WHAT YOU NEED TO DO: Count the lines in the records that hold the string "text". Only the number should be given.

RECORD EXTRACTS:
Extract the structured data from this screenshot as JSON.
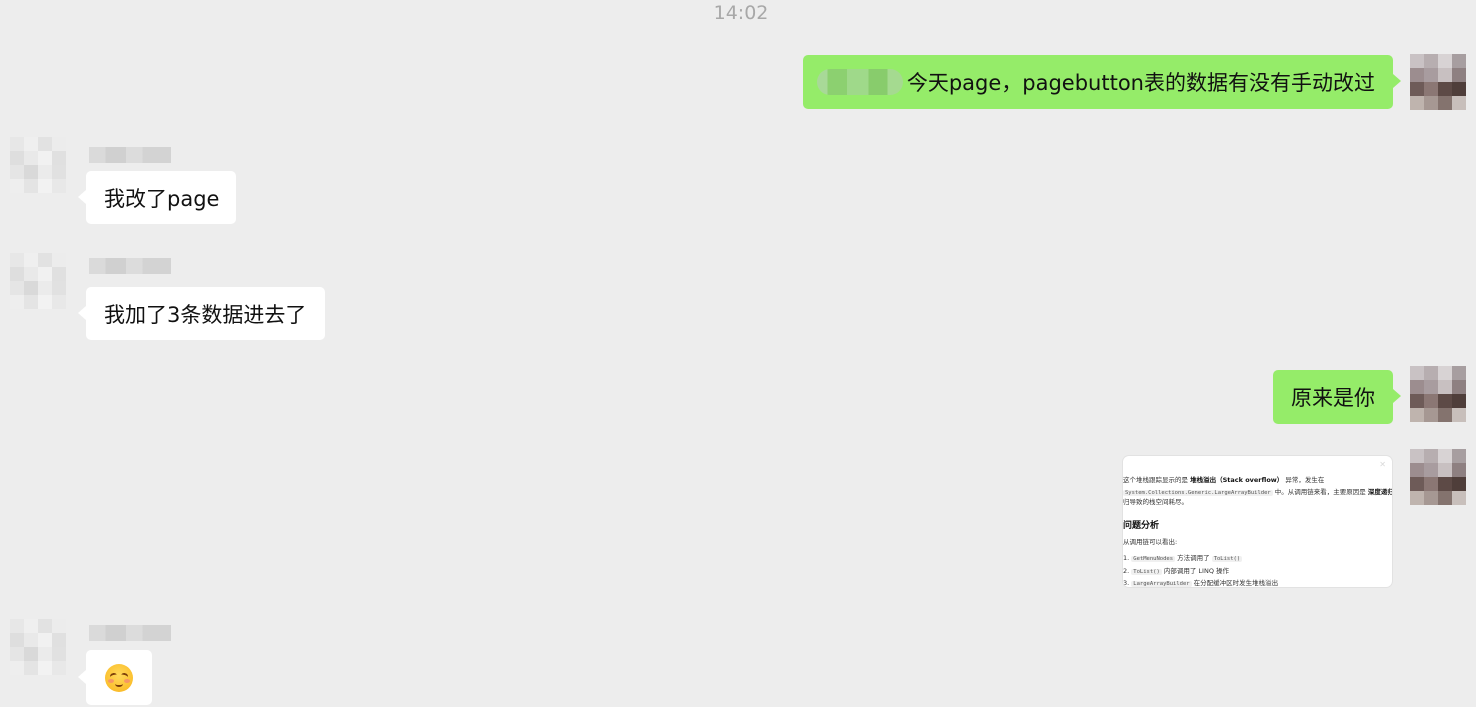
{
  "chat": {
    "timestamp": "14:02",
    "messages": [
      {
        "side": "right",
        "type": "text",
        "text": "今天page，pagebutton表的数据有没有手动改过"
      },
      {
        "side": "left",
        "type": "text",
        "text": "我改了page"
      },
      {
        "side": "left",
        "type": "text",
        "text": "我加了3条数据进去了"
      },
      {
        "side": "right",
        "type": "text",
        "text": "原来是你"
      },
      {
        "side": "right",
        "type": "image",
        "image": {
          "line1_a": "这个堆栈跟踪显示的是",
          "line1_b": "堆栈溢出（Stack overflow）",
          "line1_c": "异常，发生在",
          "line2_code": "System.Collections.Generic.LargeArrayBuilder",
          "line2_a": "中。从调用链来看，主要原因是",
          "line2_b": "深度递归调用或无限",
          "line3": "归导致的栈空间耗尽。",
          "heading": "问题分析",
          "intro": "从调用链可以看出:",
          "items": [
            {
              "num": "1.",
              "code": "GetMenuNodes",
              "text": "方法调用了",
              "code2": "ToList()"
            },
            {
              "num": "2.",
              "code": "ToList()",
              "text": "内部调用了 LINQ 操作",
              "code2": ""
            },
            {
              "num": "3.",
              "code": "LargeArrayBuilder",
              "text": "在分配缓冲区时发生堆栈溢出",
              "code2": ""
            }
          ]
        }
      },
      {
        "side": "left",
        "type": "emoji",
        "emoji": "blushing-face"
      }
    ]
  },
  "colors": {
    "background": "#ededed",
    "self_bubble": "#95ec69",
    "other_bubble": "#ffffff",
    "timestamp": "#a8a8a8"
  }
}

WRITTEN RESPONSE: 11